In FIG. 9, finally, I have illustrated a thrust bearing supporting a shaft 100 on a base 105, the shaft carrying a disk 103 which forms a contact surface 103' separated from that base by a gap 115 centered on the shaft axis 0. An array of sliding heads (not shown), surrounded by sleeves 102 and collars 106 generally as described with reference to FIGS. 1 - 3, holds the disk 103 separated from base 105, with the sleeves again biased by springs toward the contact surface 103'. Evidently, spacing units of the type shown in FIGS. 4, 5 or 6 could be substituted for those depicted in FIG. 9.

The contact surfaces engaged by the spacing units according to my invention may have a variety of curvatures, e.g. spherical, frustoconical or cylindrical. If one of the support members is a concrete base or shell, as for example in a converter mounting, fixed elements such as collars 6, 6a or holders 13 may be anchored in the concrete during casting.
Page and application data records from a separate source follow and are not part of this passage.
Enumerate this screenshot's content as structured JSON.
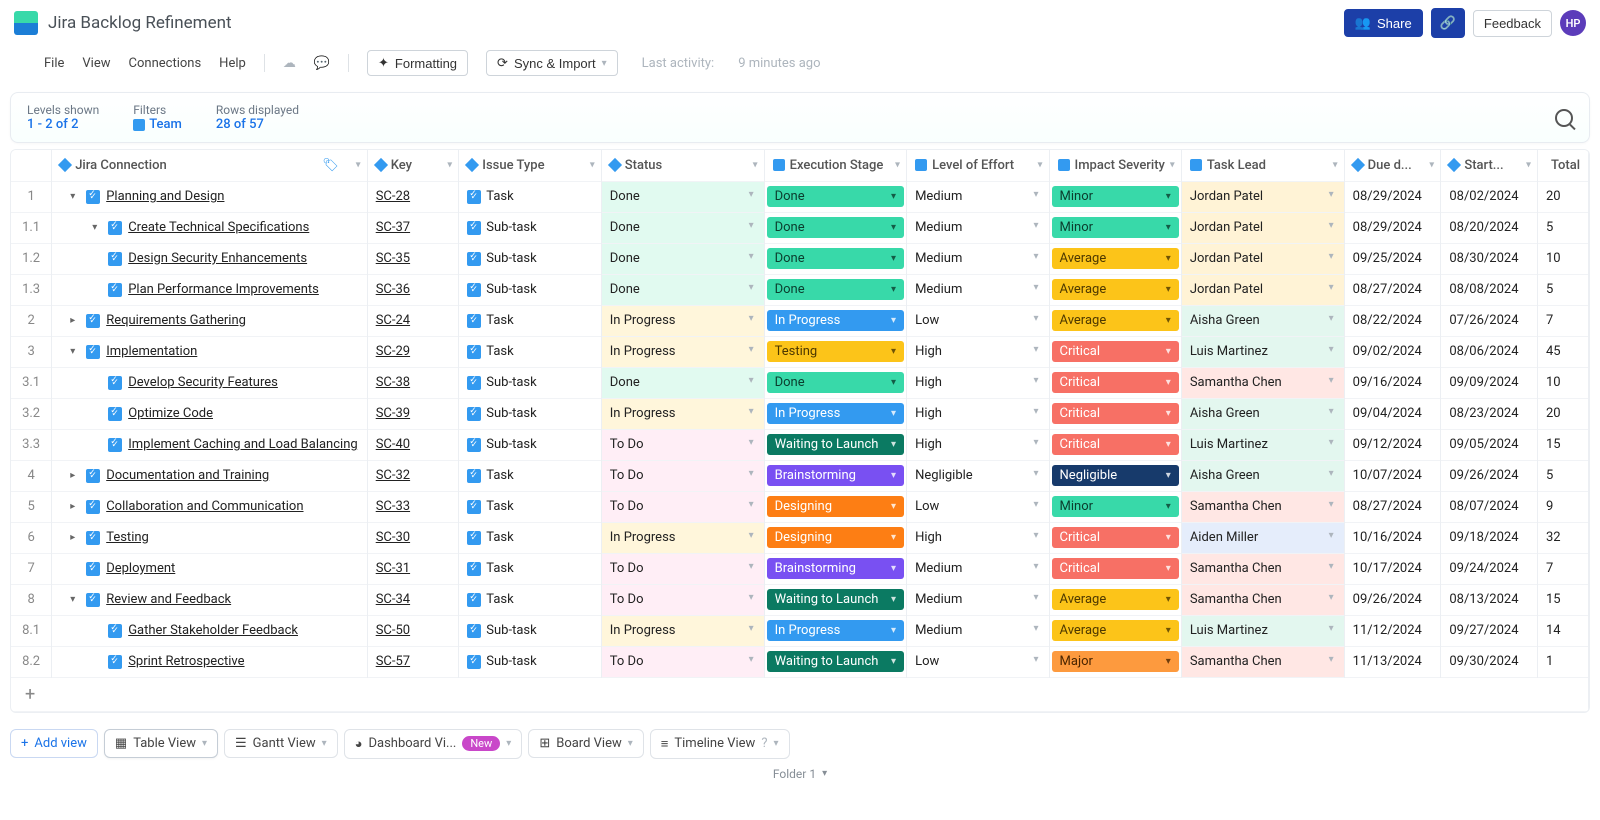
{
  "header": {
    "title": "Jira Backlog Refinement",
    "share": "Share",
    "feedback": "Feedback",
    "avatar": "HP"
  },
  "menu": {
    "file": "File",
    "view": "View",
    "connections": "Connections",
    "help": "Help",
    "formatting": "Formatting",
    "sync": "Sync & Import",
    "last_activity_label": "Last activity:",
    "last_activity_value": "9 minutes ago"
  },
  "summary": {
    "levels_label": "Levels shown",
    "levels_value": "1 - 2 of 2",
    "filters_label": "Filters",
    "filters_value": "Team",
    "rows_label": "Rows displayed",
    "rows_value": "28 of 57"
  },
  "columns": {
    "name": "Jira Connection",
    "key": "Key",
    "type": "Issue Type",
    "status": "Status",
    "exec": "Execution Stage",
    "effort": "Level of Effort",
    "impact": "Impact Severity",
    "lead": "Task Lead",
    "due": "Due d...",
    "start": "Start...",
    "total": "Total"
  },
  "rows": [
    {
      "num": "1",
      "indent": 0,
      "toggle": "▾",
      "name": "Planning and Design",
      "key": "SC-28",
      "type": "Task",
      "status": "Done",
      "exec": "Done",
      "exec_cls": "ex-done",
      "effort": "Medium",
      "impact": "Minor",
      "impact_cls": "im-minor",
      "lead": "Jordan Patel",
      "lead_cls": "ld-y",
      "due": "08/29/2024",
      "start": "08/02/2024",
      "total": "20"
    },
    {
      "num": "1.1",
      "indent": 1,
      "toggle": "▾",
      "name": "Create Technical Specifications",
      "key": "SC-37",
      "type": "Sub-task",
      "status": "Done",
      "exec": "Done",
      "exec_cls": "ex-done",
      "effort": "Medium",
      "impact": "Minor",
      "impact_cls": "im-minor",
      "lead": "Jordan Patel",
      "lead_cls": "ld-y",
      "due": "08/29/2024",
      "start": "08/20/2024",
      "total": "5"
    },
    {
      "num": "1.2",
      "indent": 1,
      "toggle": "",
      "name": "Design Security Enhancements",
      "key": "SC-35",
      "type": "Sub-task",
      "status": "Done",
      "exec": "Done",
      "exec_cls": "ex-done",
      "effort": "Medium",
      "impact": "Average",
      "impact_cls": "im-avg",
      "lead": "Jordan Patel",
      "lead_cls": "ld-y",
      "due": "09/25/2024",
      "start": "08/30/2024",
      "total": "10"
    },
    {
      "num": "1.3",
      "indent": 1,
      "toggle": "",
      "name": "Plan Performance Improvements",
      "key": "SC-36",
      "type": "Sub-task",
      "status": "Done",
      "exec": "Done",
      "exec_cls": "ex-done",
      "effort": "Medium",
      "impact": "Average",
      "impact_cls": "im-avg",
      "lead": "Jordan Patel",
      "lead_cls": "ld-y",
      "due": "08/27/2024",
      "start": "08/08/2024",
      "total": "5"
    },
    {
      "num": "2",
      "indent": 0,
      "toggle": "▸",
      "name": "Requirements Gathering",
      "key": "SC-24",
      "type": "Task",
      "status": "In Progress",
      "exec": "In Progress",
      "exec_cls": "ex-prog",
      "effort": "Low",
      "impact": "Average",
      "impact_cls": "im-avg",
      "lead": "Aisha Green",
      "lead_cls": "ld-g",
      "due": "08/22/2024",
      "start": "07/26/2024",
      "total": "7"
    },
    {
      "num": "3",
      "indent": 0,
      "toggle": "▾",
      "name": "Implementation",
      "key": "SC-29",
      "type": "Task",
      "status": "In Progress",
      "exec": "Testing",
      "exec_cls": "ex-testing",
      "effort": "High",
      "impact": "Critical",
      "impact_cls": "im-crit",
      "lead": "Luis Martinez",
      "lead_cls": "ld-g",
      "due": "09/02/2024",
      "start": "08/06/2024",
      "total": "45"
    },
    {
      "num": "3.1",
      "indent": 1,
      "toggle": "",
      "name": "Develop Security Features",
      "key": "SC-38",
      "type": "Sub-task",
      "status": "Done",
      "exec": "Done",
      "exec_cls": "ex-done",
      "effort": "High",
      "impact": "Critical",
      "impact_cls": "im-crit",
      "lead": "Samantha Chen",
      "lead_cls": "ld-p",
      "due": "09/16/2024",
      "start": "09/09/2024",
      "total": "10"
    },
    {
      "num": "3.2",
      "indent": 1,
      "toggle": "",
      "name": "Optimize Code",
      "key": "SC-39",
      "type": "Sub-task",
      "status": "In Progress",
      "exec": "In Progress",
      "exec_cls": "ex-prog",
      "effort": "High",
      "impact": "Critical",
      "impact_cls": "im-crit",
      "lead": "Aisha Green",
      "lead_cls": "ld-g",
      "due": "09/04/2024",
      "start": "08/23/2024",
      "total": "20"
    },
    {
      "num": "3.3",
      "indent": 1,
      "toggle": "",
      "name": "Implement Caching and Load Balancing",
      "key": "SC-40",
      "type": "Sub-task",
      "status": "To Do",
      "exec": "Waiting to Launch",
      "exec_cls": "ex-wait",
      "effort": "High",
      "impact": "Critical",
      "impact_cls": "im-crit",
      "lead": "Luis Martinez",
      "lead_cls": "ld-g",
      "due": "09/12/2024",
      "start": "09/05/2024",
      "total": "15"
    },
    {
      "num": "4",
      "indent": 0,
      "toggle": "▸",
      "name": "Documentation and Training",
      "key": "SC-32",
      "type": "Task",
      "status": "To Do",
      "exec": "Brainstorming",
      "exec_cls": "ex-brain",
      "effort": "Negligible",
      "impact": "Negligible",
      "impact_cls": "im-neg",
      "lead": "Aisha Green",
      "lead_cls": "ld-g",
      "due": "10/07/2024",
      "start": "09/26/2024",
      "total": "5"
    },
    {
      "num": "5",
      "indent": 0,
      "toggle": "▸",
      "name": "Collaboration and Communication",
      "key": "SC-33",
      "type": "Task",
      "status": "To Do",
      "exec": "Designing",
      "exec_cls": "ex-design",
      "effort": "Low",
      "impact": "Minor",
      "impact_cls": "im-minor",
      "lead": "Samantha Chen",
      "lead_cls": "ld-p",
      "due": "08/27/2024",
      "start": "08/07/2024",
      "total": "9"
    },
    {
      "num": "6",
      "indent": 0,
      "toggle": "▸",
      "name": "Testing",
      "key": "SC-30",
      "type": "Task",
      "status": "In Progress",
      "exec": "Designing",
      "exec_cls": "ex-design",
      "effort": "High",
      "impact": "Critical",
      "impact_cls": "im-crit",
      "lead": "Aiden Miller",
      "lead_cls": "ld-b",
      "due": "10/16/2024",
      "start": "09/18/2024",
      "total": "32"
    },
    {
      "num": "7",
      "indent": 0,
      "toggle": "",
      "name": "Deployment",
      "key": "SC-31",
      "type": "Task",
      "status": "To Do",
      "exec": "Brainstorming",
      "exec_cls": "ex-brain",
      "effort": "Medium",
      "impact": "Critical",
      "impact_cls": "im-crit",
      "lead": "Samantha Chen",
      "lead_cls": "ld-p",
      "due": "10/17/2024",
      "start": "09/24/2024",
      "total": "7"
    },
    {
      "num": "8",
      "indent": 0,
      "toggle": "▾",
      "name": "Review and Feedback",
      "key": "SC-34",
      "type": "Task",
      "status": "To Do",
      "exec": "Waiting to Launch",
      "exec_cls": "ex-wait",
      "effort": "Medium",
      "impact": "Average",
      "impact_cls": "im-avg",
      "lead": "Samantha Chen",
      "lead_cls": "ld-p",
      "due": "09/26/2024",
      "start": "08/13/2024",
      "total": "15"
    },
    {
      "num": "8.1",
      "indent": 1,
      "toggle": "",
      "name": "Gather Stakeholder Feedback",
      "key": "SC-50",
      "type": "Sub-task",
      "status": "In Progress",
      "exec": "In Progress",
      "exec_cls": "ex-prog",
      "effort": "Medium",
      "impact": "Average",
      "impact_cls": "im-avg",
      "lead": "Luis Martinez",
      "lead_cls": "ld-g",
      "due": "11/12/2024",
      "start": "09/27/2024",
      "total": "14"
    },
    {
      "num": "8.2",
      "indent": 1,
      "toggle": "",
      "name": "Sprint Retrospective",
      "key": "SC-57",
      "type": "Sub-task",
      "status": "To Do",
      "exec": "Waiting to Launch",
      "exec_cls": "ex-wait",
      "effort": "Low",
      "impact": "Major",
      "impact_cls": "im-major",
      "lead": "Samantha Chen",
      "lead_cls": "ld-p",
      "due": "11/13/2024",
      "start": "09/30/2024",
      "total": "1"
    }
  ],
  "tabs": {
    "add": "Add view",
    "table": "Table View",
    "gantt": "Gantt View",
    "dash": "Dashboard Vi...",
    "new": "New",
    "board": "Board View",
    "timeline": "Timeline View"
  },
  "footer": {
    "folder": "Folder 1"
  }
}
Naturally, the arrangements shown in FIGS. 1 - 8 could be inverted with the spacing units mounted on the inner ring 3 for sliding contact with a confronting peripheral surface of outer ring 5.


1. A bearing comprising:
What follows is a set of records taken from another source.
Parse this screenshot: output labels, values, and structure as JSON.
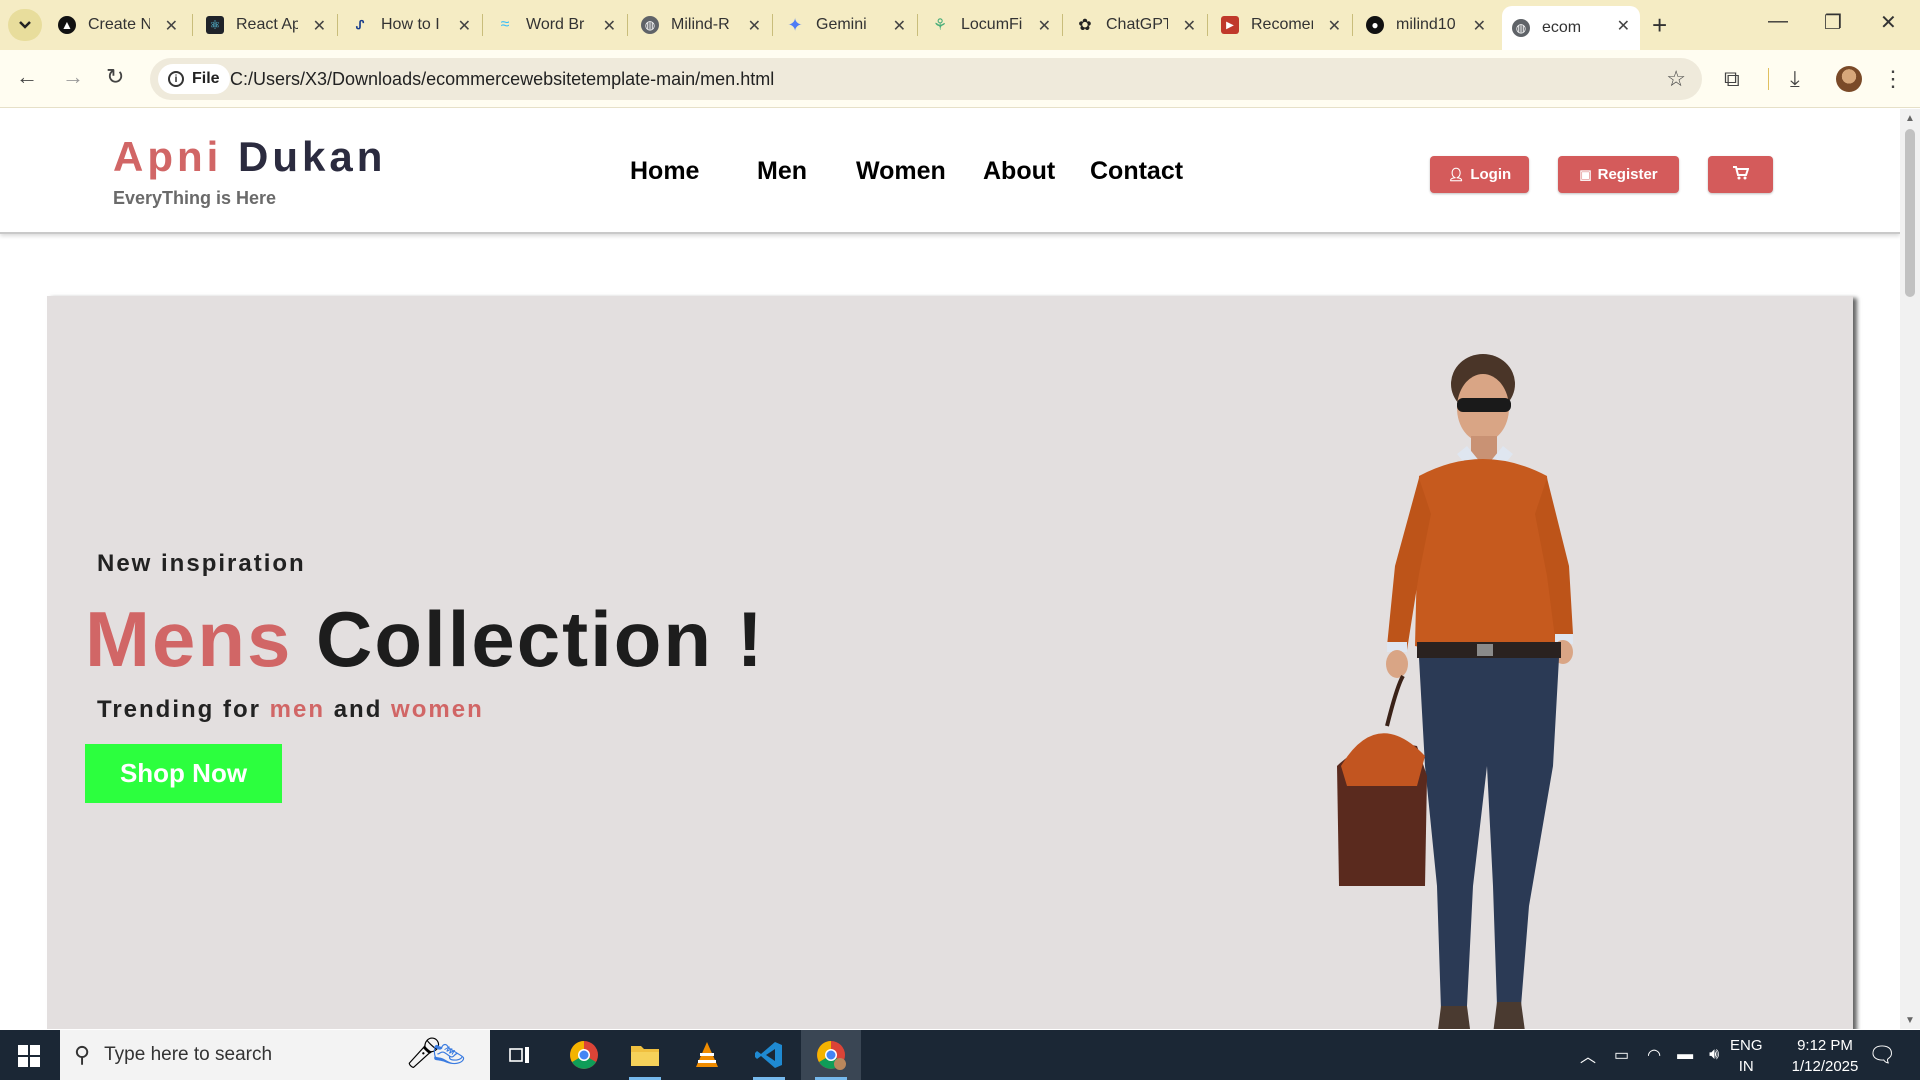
{
  "browser": {
    "tabs": [
      {
        "title": "Create N",
        "icon": "circle-dark-icon"
      },
      {
        "title": "React Ap",
        "icon": "react-icon"
      },
      {
        "title": "How to I",
        "icon": "link-icon"
      },
      {
        "title": "Word Br",
        "icon": "tailwind-icon"
      },
      {
        "title": "Milind-R",
        "icon": "globe-icon"
      },
      {
        "title": "Gemini",
        "icon": "gemini-icon"
      },
      {
        "title": "LocumFi",
        "icon": "locum-icon"
      },
      {
        "title": "ChatGPT",
        "icon": "chatgpt-icon"
      },
      {
        "title": "Recomer",
        "icon": "recommender-icon"
      },
      {
        "title": "milind10",
        "icon": "github-icon"
      },
      {
        "title": "ecom",
        "icon": "globe-icon",
        "active": true
      }
    ],
    "address": {
      "chip_label": "File",
      "url": "C:/Users/X3/Downloads/ecommercewebsitetemplate-main/men.html"
    }
  },
  "site": {
    "logo_part1": "Apni",
    "logo_part2": "Dukan",
    "tagline": "EveryThing is Here",
    "nav": [
      "Home",
      "Men",
      "Women",
      "About",
      "Contact"
    ],
    "buttons": {
      "login": "Login",
      "register": "Register"
    },
    "hero": {
      "subtitle": "New inspiration",
      "title_accent": "Mens",
      "title_rest": " Collection !",
      "trend_prefix": "Trending for ",
      "trend_men": "men",
      "trend_and": " and ",
      "trend_women": "women",
      "cta": "Shop Now"
    },
    "colors": {
      "accent": "#d16666",
      "button": "#d45b5b",
      "cta": "#2cff3e",
      "hero_bg": "#e3dfdf"
    }
  },
  "taskbar": {
    "search_placeholder": "Type here to search",
    "lang_top": "ENG",
    "lang_bottom": "IN",
    "time": "9:12 PM",
    "date": "1/12/2025"
  }
}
a first and a second support member mounted for relative rotation about an axis and separated by a gap centered on said axis;
a multiplicity of sliding heads carried on said first support member and extending across said gap to a confronting surface of said second support member in low-friction contact therewith, said sliding heads consisting essentially of elastically deformable material at least in the vicinity of said confronting surface;
a multiplicity of rigid retaining sleeves respectively embracing said sliding heads, said sleeves being positively guided on said first support member for displacement perpendicular to said confronting surface; and
spring means on said first support member urging said sleeves into engagement with said confronting surface.

2. A bearing as defined in claim 1, further comprising a multiplicity of collars surrounding said sliding heads, said collars being fixedly secured to said first support member.
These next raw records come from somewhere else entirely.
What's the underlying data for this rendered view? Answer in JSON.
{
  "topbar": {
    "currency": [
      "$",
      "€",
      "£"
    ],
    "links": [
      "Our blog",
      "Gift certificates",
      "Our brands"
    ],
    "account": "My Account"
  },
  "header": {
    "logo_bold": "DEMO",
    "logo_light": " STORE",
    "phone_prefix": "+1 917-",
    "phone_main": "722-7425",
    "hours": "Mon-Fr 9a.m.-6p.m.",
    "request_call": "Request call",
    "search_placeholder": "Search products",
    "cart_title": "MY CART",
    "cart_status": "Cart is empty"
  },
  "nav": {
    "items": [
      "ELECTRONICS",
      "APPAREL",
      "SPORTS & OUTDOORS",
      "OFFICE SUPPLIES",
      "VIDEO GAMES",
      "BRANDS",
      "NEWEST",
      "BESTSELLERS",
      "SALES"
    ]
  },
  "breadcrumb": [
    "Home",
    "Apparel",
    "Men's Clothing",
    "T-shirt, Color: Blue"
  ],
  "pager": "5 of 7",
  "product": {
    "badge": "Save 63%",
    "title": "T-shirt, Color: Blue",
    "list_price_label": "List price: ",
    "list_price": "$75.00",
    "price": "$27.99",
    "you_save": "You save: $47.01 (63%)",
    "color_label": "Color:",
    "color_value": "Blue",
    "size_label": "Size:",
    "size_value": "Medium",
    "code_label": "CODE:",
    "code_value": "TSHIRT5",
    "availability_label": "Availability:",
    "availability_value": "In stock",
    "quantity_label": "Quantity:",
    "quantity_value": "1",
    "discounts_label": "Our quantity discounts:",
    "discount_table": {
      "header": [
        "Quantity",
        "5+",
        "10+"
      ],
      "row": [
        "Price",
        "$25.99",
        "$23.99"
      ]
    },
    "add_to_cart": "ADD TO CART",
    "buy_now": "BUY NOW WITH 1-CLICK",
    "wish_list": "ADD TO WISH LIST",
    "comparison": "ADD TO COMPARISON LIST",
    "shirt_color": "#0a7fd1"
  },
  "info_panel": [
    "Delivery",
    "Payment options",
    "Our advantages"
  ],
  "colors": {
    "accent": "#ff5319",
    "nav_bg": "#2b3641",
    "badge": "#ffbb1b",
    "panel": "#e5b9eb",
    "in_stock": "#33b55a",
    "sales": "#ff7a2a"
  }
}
3. A bearing as defined in claim 2 wherein said sleeves are inserted between said collars and said sliding heads.

4. A bearing as defined in claim 2 wherein said sliding heads have reduced necks remote from said confronting surface, said collars surrounding said reduced necks and being in turn surrounded by said sleeves.

5. A bearing as defined in claim 4 wherein said sliding heads have beveled peripheral shoulders converging toward said necks, said collars having complementarily beveled annular faces adjoining said shoulders and diverging toward said confronting surface.

6. A bearing as defined in claim 1 wherein said first support member is provided with a multiplicity of recesses receiving at least said spring means and portions of said sleeves.

7. A bearing as defined in claim 1 wherein said sleeves have portions offset from said spring means for abutting against said first support member under a maximum loading force.

8. A bearing as defined in claim 1 wherein said first support member is provided with a multiplicity of dished holders fixedly secured thereto, said sliding heads being projectingly received in said holders.

9. A bearing as defined in claim 8 wherein said spring means and portions of said sleeves surround said holders.

10. A bearing as defined in claim 9 wherein said sliding heads have reduced rims projecting laterally beyond said holders, said portions of said sleeves having inner projections overlain by said rims.

Referenced Cited
U.S. Patent Documents
3461529 August 1969 Van Dorn
3602560 August 1971 Memmel
3819241 June 1974 Memmel
4025129 May 24, 1977 Markfelder et al.
Patent History
Patent number: 4089566
Type: Grant
Filed: Mar 9, 1977
Date of Patent: May 16, 1978
Assignee: Kugelfischer Georg Schafer & Co. (Schweinfurt)
Inventor: Wolfgang Schmidt (Schweinfurt)
Primary Examiner: Trygve M. Blix
Assistant Examiner: Douglas C. Butler
Attorney: Karl F. Ross
Application Number: 5/775,755
Current U.S. Class: 308/3R; 308/26; 308/72; 308/73; 308/238
International Classification: F16C 2702; F16C 3374;